Segment Start: INFORMATION SHOWN

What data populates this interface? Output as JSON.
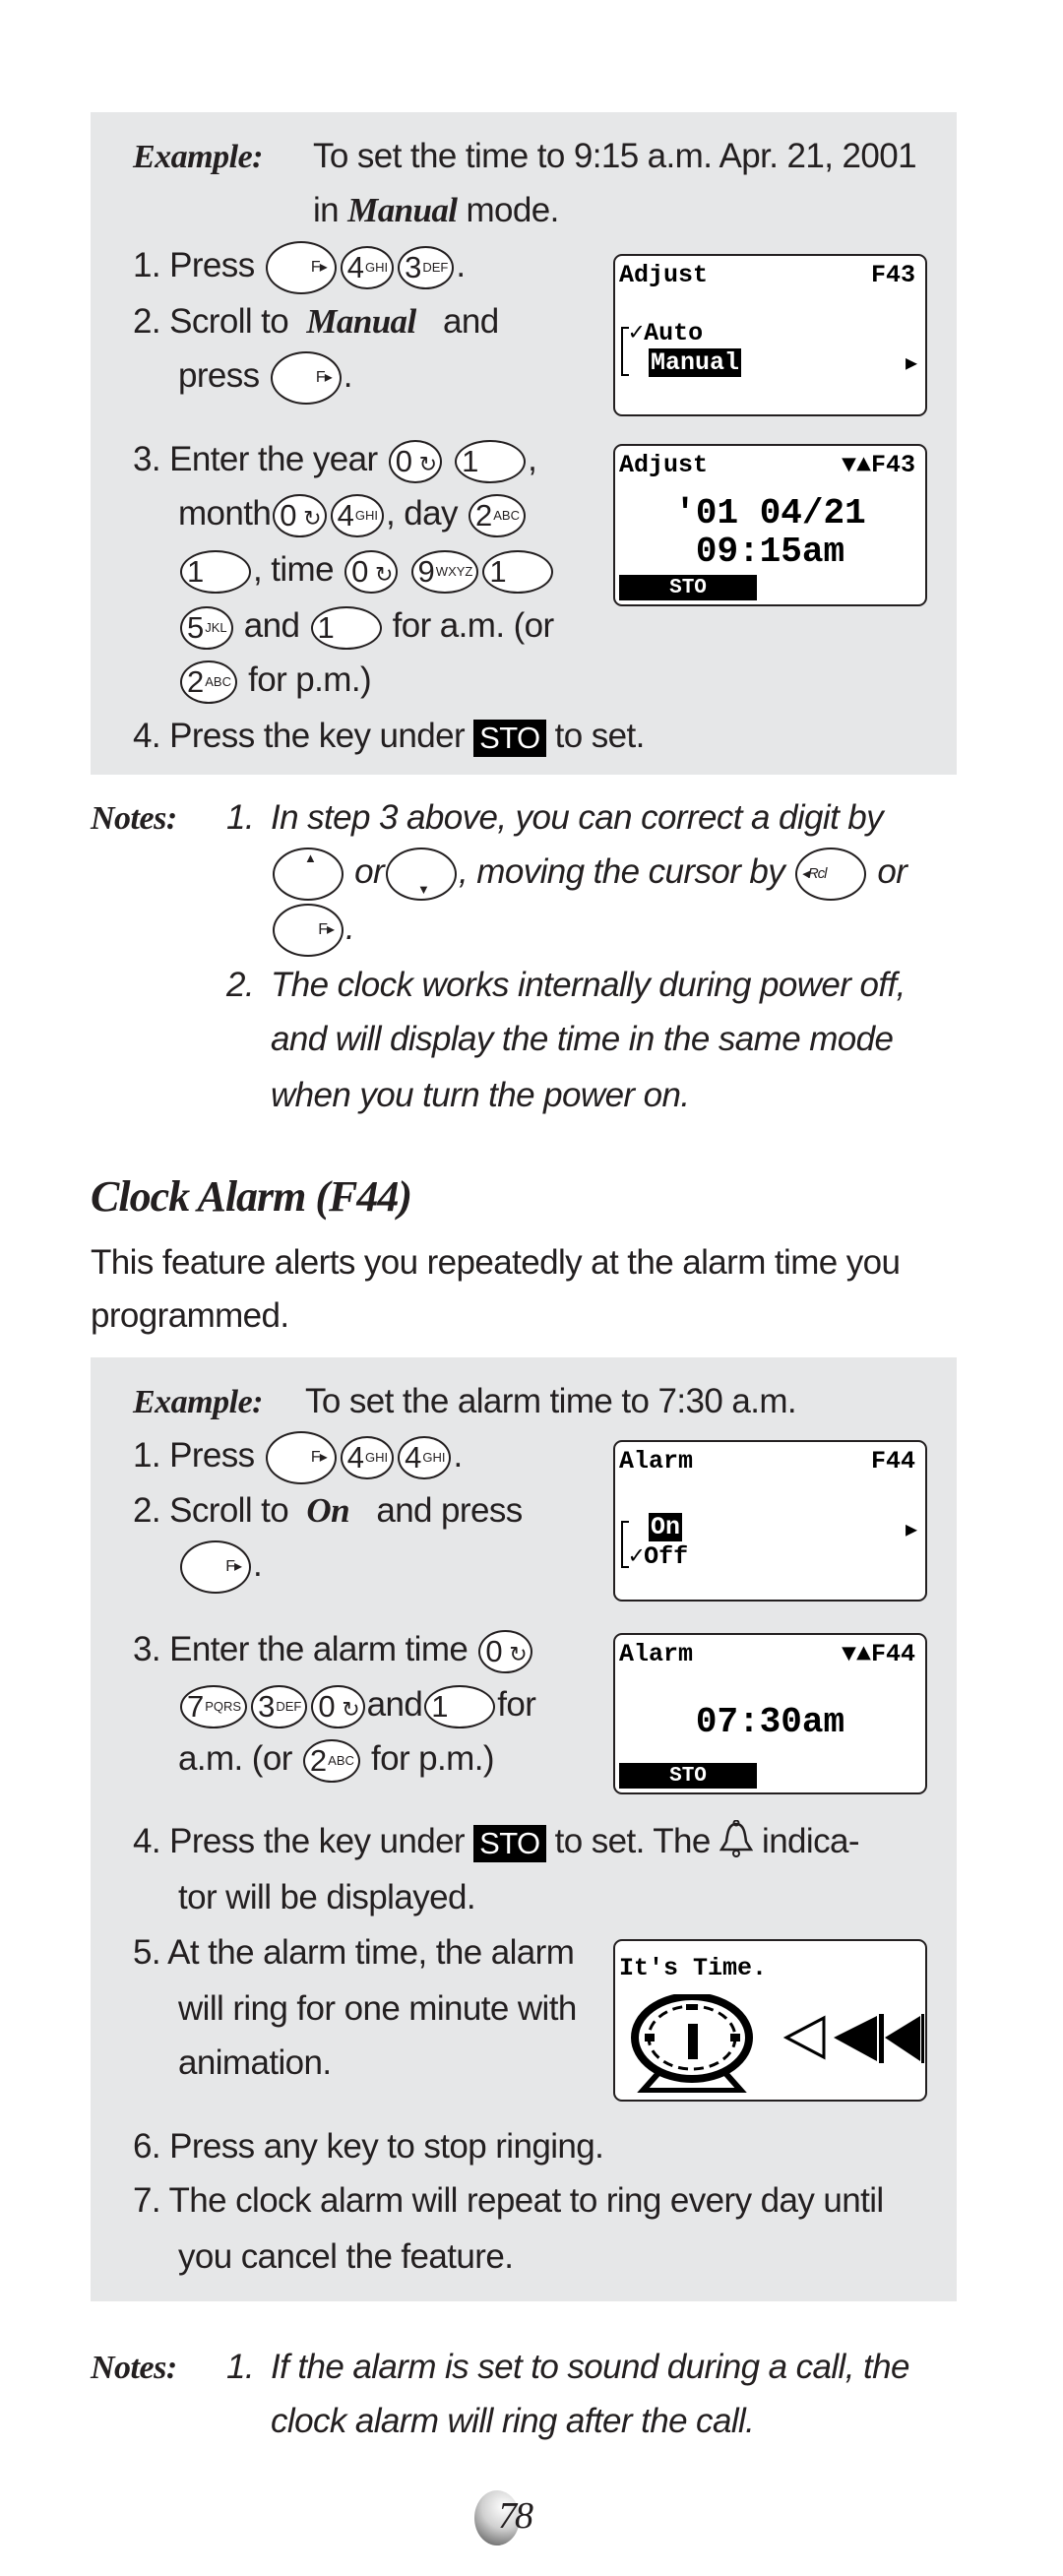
{
  "section1": {
    "example_label": "Example:",
    "example_text_1": "To set the time to 9:15 a.m. Apr. 21, 2001",
    "example_text_2a": "in",
    "example_text_2b": "Manual",
    "example_text_2c": "mode.",
    "steps": {
      "s1_num": "1.",
      "s1_text": "Press",
      "s2_num": "2.",
      "s2_a": "Scroll  to",
      "s2_b": "Manual",
      "s2_c": "and",
      "s2_d": "press",
      "s3_num": "3.",
      "s3_a": "Enter the year",
      "s3_b": "month",
      "s3_c": ", day",
      "s3_d": ", time",
      "s3_e": "and",
      "s3_f": "for a.m. (or",
      "s3_g": "for p.m.)",
      "s4_num": "4.",
      "s4_a": "Press the key under",
      "s4_b": "to set."
    },
    "lcd1": {
      "title": "Adjust",
      "code": "F43",
      "options": [
        "Auto",
        "Manual"
      ],
      "checked": "Auto",
      "selected": "Manual"
    },
    "lcd2": {
      "title": "Adjust",
      "code": "▼▲F43",
      "date": "'01 04/21",
      "time": "09:15am",
      "softkey": "STO"
    }
  },
  "notes1": {
    "label": "Notes:",
    "n1_num": "1.",
    "n1_a": "In step 3 above, you can correct a digit by",
    "n1_b": "or",
    "n1_c": ", moving the cursor by",
    "n1_d": "or",
    "n2_num": "2.",
    "n2_lines": [
      "The clock works internally during power off,",
      "and will display the time in the same mode",
      "when you turn the power on."
    ]
  },
  "section2": {
    "heading": "Clock Alarm (F44)",
    "intro": [
      "This feature alerts you repeatedly at the alarm time you",
      "programmed."
    ],
    "example_label": "Example:",
    "example_text": "To set the alarm time to 7:30 a.m.",
    "steps": {
      "s1_text": "1. Press",
      "s2_a": "2. Scroll  to",
      "s2_b": "On",
      "s2_c": "and  press",
      "s3_a": "3. Enter the alarm time",
      "s3_b": "and",
      "s3_c": "for",
      "s3_d": "a.m. (or",
      "s3_e": "for p.m.)",
      "s4_a": "4. Press the key under",
      "s4_b": "to set. The",
      "s4_c": "indica-",
      "s4_d": "tor will be displayed.",
      "s5": [
        "5. At the alarm time, the alarm",
        "will ring for one minute with",
        "animation."
      ],
      "s6": "6. Press any key to stop ringing.",
      "s7": [
        "7. The clock alarm will repeat to ring every day until",
        "you cancel the feature."
      ]
    },
    "lcd3": {
      "title": "Alarm",
      "code": "F44",
      "options": [
        "On",
        "Off"
      ],
      "selected": "On",
      "checked": "Off"
    },
    "lcd4": {
      "title": "Alarm",
      "code": "▼▲F44",
      "time": "07:30am",
      "softkey": "STO"
    },
    "lcd5": {
      "title": "It's Time."
    }
  },
  "notes2": {
    "label": "Notes:",
    "n1_num": "1.",
    "lines": [
      "If the alarm is set to sound during a call, the",
      "clock alarm will ring after the call."
    ]
  },
  "keys": {
    "f": "F",
    "k0": "0",
    "k0_sym": "↻",
    "k1": "1",
    "k2": "2",
    "k2_sub": "ABC",
    "k3": "3",
    "k3_sub": "DEF",
    "k4": "4",
    "k4_sub": "GHI",
    "k5": "5",
    "k5_sub": "JKL",
    "k7": "7",
    "k7_sub": "PQRS",
    "k9": "9",
    "k9_sub": "WXYZ",
    "rcl": "Rcl",
    "sto": "STO"
  },
  "page_number": "78"
}
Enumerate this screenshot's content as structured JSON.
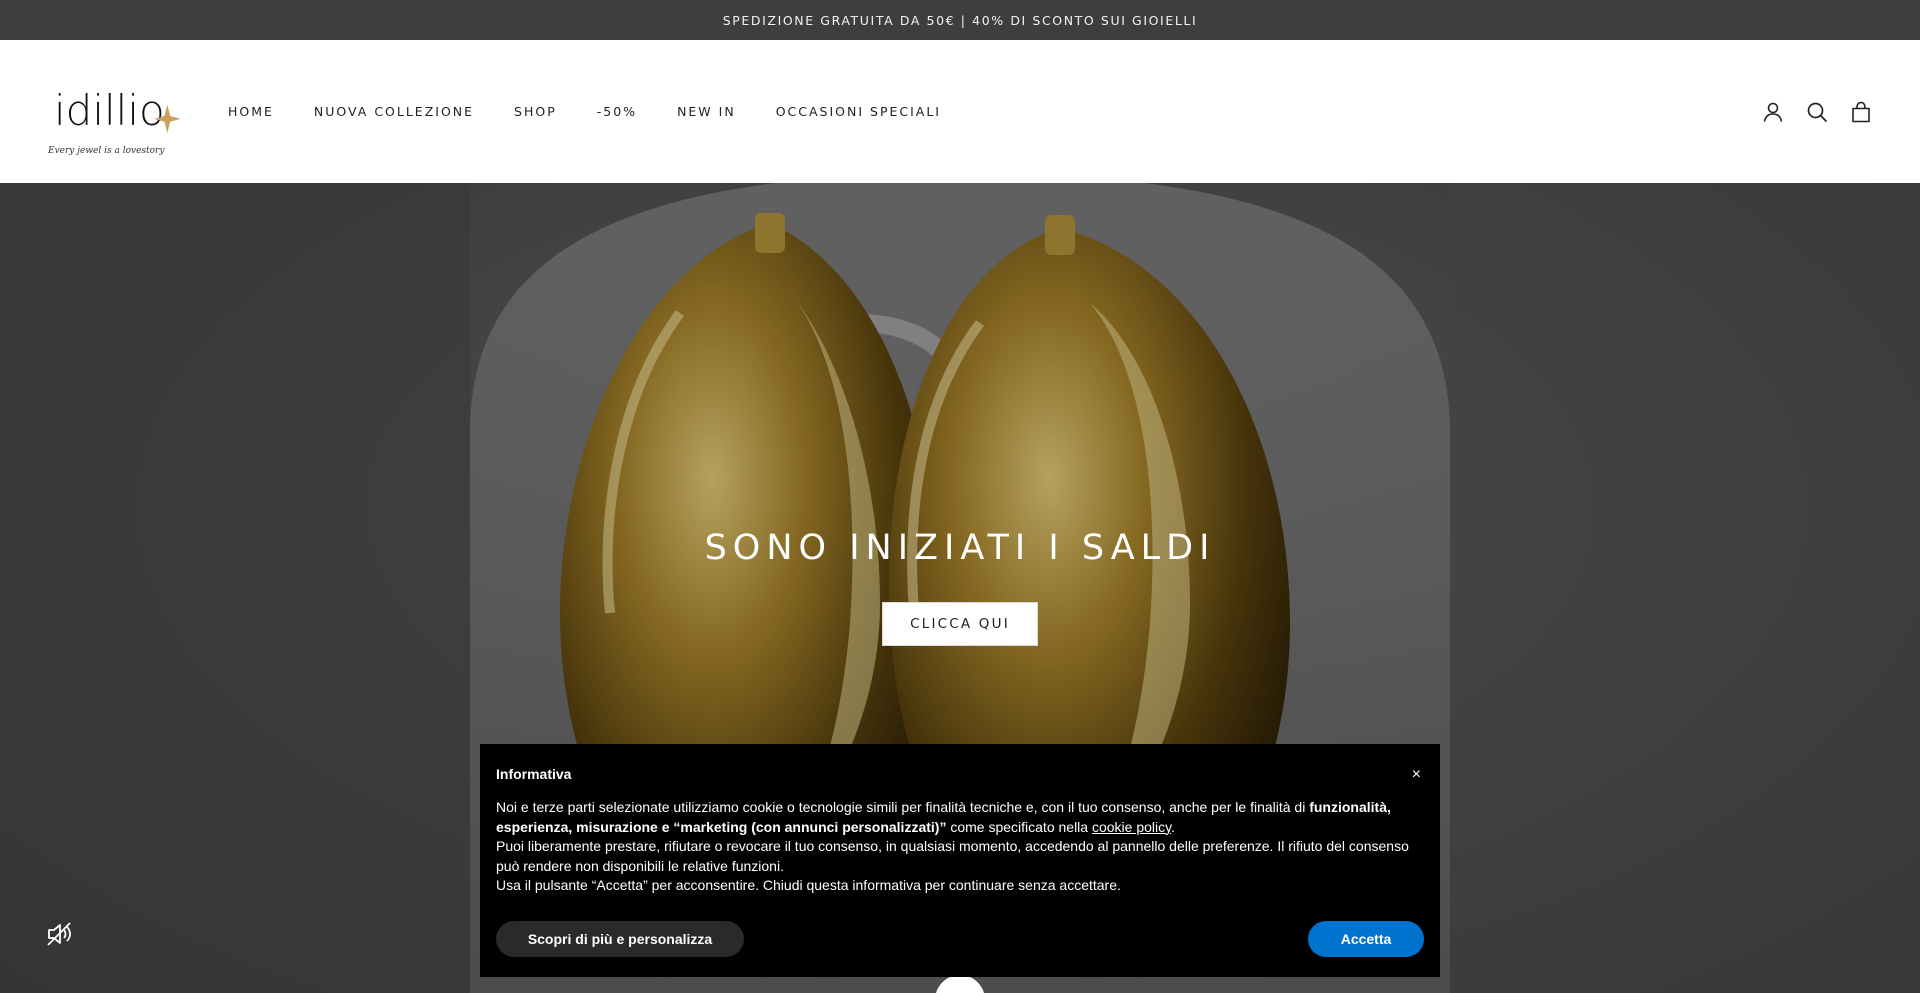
{
  "announcement": {
    "text": "SPEDIZIONE GRATUITA DA 50€ | 40% DI SCONTO SUI GIOIELLI"
  },
  "header": {
    "logo": {
      "wordmark": "idillio",
      "tagline": "Every jewel is a lovestory",
      "accent_color": "#c8a25a"
    },
    "nav": [
      {
        "label": "HOME"
      },
      {
        "label": "NUOVA COLLEZIONE"
      },
      {
        "label": "SHOP"
      },
      {
        "label": "-50%"
      },
      {
        "label": "NEW IN"
      },
      {
        "label": "OCCASIONI SPECIALI"
      }
    ],
    "icons": [
      "account-icon",
      "search-icon",
      "bag-icon"
    ]
  },
  "hero": {
    "title": "SONO INIZIATI I SALDI",
    "button_label": "CLICCA QUI",
    "image": "gold-hoop-earrings"
  },
  "cookie_banner": {
    "title": "Informativa",
    "close_label": "×",
    "p1_a": "Noi e terze parti selezionate utilizziamo cookie o tecnologie simili per finalità tecniche e, con il tuo consenso, anche per le finalità di ",
    "p1_b": "funzionalità, esperienza, misurazione e “marketing (con annunci personalizzati)”",
    "p1_c": " come specificato nella ",
    "p1_link": "cookie policy",
    "p1_d": ".",
    "p2": "Puoi liberamente prestare, rifiutare o revocare il tuo consenso, in qualsiasi momento, accedendo al pannello delle preferenze. Il rifiuto del consenso può rendere non disponibili le relative funzioni.",
    "p3": "Usa il pulsante “Accetta” per acconsentire. Chiudi questa informativa per continuare senza accettare.",
    "more_button": "Scopri di più e personalizza",
    "accept_button": "Accetta",
    "accept_color": "#0073ce"
  }
}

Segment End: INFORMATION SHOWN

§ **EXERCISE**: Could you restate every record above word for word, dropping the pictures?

§ **SOLUTION FOR THIS TASK**:
What data populates this interface? Output as JSON.
{
  "section1": {
    "example_label": "Example:",
    "example_text_1": "To set the time to 9:15 a.m. Apr. 21, 2001",
    "example_text_2a": "in",
    "example_text_2b": "Manual",
    "example_text_2c": "mode.",
    "steps": {
      "s1_num": "1.",
      "s1_text": "Press",
      "s2_num": "2.",
      "s2_a": "Scroll  to",
      "s2_b": "Manual",
      "s2_c": "and",
      "s2_d": "press",
      "s3_num": "3.",
      "s3_a": "Enter the year",
      "s3_b": "month",
      "s3_c": ", day",
      "s3_d": ", time",
      "s3_e": "and",
      "s3_f": "for a.m. (or",
      "s3_g": "for p.m.)",
      "s4_num": "4.",
      "s4_a": "Press the key under",
      "s4_b": "to set."
    },
    "lcd1": {
      "title": "Adjust",
      "code": "F43",
      "options": [
        "Auto",
        "Manual"
      ],
      "checked": "Auto",
      "selected": "Manual"
    },
    "lcd2": {
      "title": "Adjust",
      "code": "▼▲F43",
      "date": "'01 04/21",
      "time": "09:15am",
      "softkey": "STO"
    }
  },
  "notes1": {
    "label": "Notes:",
    "n1_num": "1.",
    "n1_a": "In step 3 above, you can correct a digit by",
    "n1_b": "or",
    "n1_c": ", moving the cursor by",
    "n1_d": "or",
    "n2_num": "2.",
    "n2_lines": [
      "The clock works internally during power off,",
      "and will display the time in the same mode",
      "when you turn the power on."
    ]
  },
  "section2": {
    "heading": "Clock Alarm (F44)",
    "intro": [
      "This feature alerts you repeatedly at the alarm time you",
      "programmed."
    ],
    "example_label": "Example:",
    "example_text": "To set the alarm time to 7:30 a.m.",
    "steps": {
      "s1_text": "1. Press",
      "s2_a": "2. Scroll  to",
      "s2_b": "On",
      "s2_c": "and  press",
      "s3_a": "3. Enter the alarm time",
      "s3_b": "and",
      "s3_c": "for",
      "s3_d": "a.m. (or",
      "s3_e": "for p.m.)",
      "s4_a": "4. Press the key under",
      "s4_b": "to set. The",
      "s4_c": "indica-",
      "s4_d": "tor will be displayed.",
      "s5": [
        "5. At the alarm time, the alarm",
        "will ring for one minute with",
        "animation."
      ],
      "s6": "6. Press any key to stop ringing.",
      "s7": [
        "7. The clock alarm will repeat to ring every day until",
        "you cancel the feature."
      ]
    },
    "lcd3": {
      "title": "Alarm",
      "code": "F44",
      "options": [
        "On",
        "Off"
      ],
      "selected": "On",
      "checked": "Off"
    },
    "lcd4": {
      "title": "Alarm",
      "code": "▼▲F44",
      "time": "07:30am",
      "softkey": "STO"
    },
    "lcd5": {
      "title": "It's Time."
    }
  },
  "notes2": {
    "label": "Notes:",
    "n1_num": "1.",
    "lines": [
      "If the alarm is set to sound during a call, the",
      "clock alarm will ring after the call."
    ]
  },
  "keys": {
    "f": "F",
    "k0": "0",
    "k0_sym": "↻",
    "k1": "1",
    "k2": "2",
    "k2_sub": "ABC",
    "k3": "3",
    "k3_sub": "DEF",
    "k4": "4",
    "k4_sub": "GHI",
    "k5": "5",
    "k5_sub": "JKL",
    "k7": "7",
    "k7_sub": "PQRS",
    "k9": "9",
    "k9_sub": "WXYZ",
    "rcl": "Rcl",
    "sto": "STO"
  },
  "page_number": "78"
}
Enumerate this screenshot's content as structured JSON.
{
  "announcement": {
    "text": "SPEDIZIONE GRATUITA DA 50€ | 40% DI SCONTO SUI GIOIELLI"
  },
  "header": {
    "logo": {
      "wordmark": "idillio",
      "tagline": "Every jewel is a lovestory",
      "accent_color": "#c8a25a"
    },
    "nav": [
      {
        "label": "HOME"
      },
      {
        "label": "NUOVA COLLEZIONE"
      },
      {
        "label": "SHOP"
      },
      {
        "label": "-50%"
      },
      {
        "label": "NEW IN"
      },
      {
        "label": "OCCASIONI SPECIALI"
      }
    ],
    "icons": [
      "account-icon",
      "search-icon",
      "bag-icon"
    ]
  },
  "hero": {
    "title": "SONO INIZIATI I SALDI",
    "button_label": "CLICCA QUI",
    "image": "gold-hoop-earrings"
  },
  "cookie_banner": {
    "title": "Informativa",
    "close_label": "×",
    "p1_a": "Noi e terze parti selezionate utilizziamo cookie o tecnologie simili per finalità tecniche e, con il tuo consenso, anche per le finalità di ",
    "p1_b": "funzionalità, esperienza, misurazione e “marketing (con annunci personalizzati)”",
    "p1_c": " come specificato nella ",
    "p1_link": "cookie policy",
    "p1_d": ".",
    "p2": "Puoi liberamente prestare, rifiutare o revocare il tuo consenso, in qualsiasi momento, accedendo al pannello delle preferenze. Il rifiuto del consenso può rendere non disponibili le relative funzioni.",
    "p3": "Usa il pulsante “Accetta” per acconsentire. Chiudi questa informativa per continuare senza accettare.",
    "more_button": "Scopri di più e personalizza",
    "accept_button": "Accetta",
    "accept_color": "#0073ce"
  }
}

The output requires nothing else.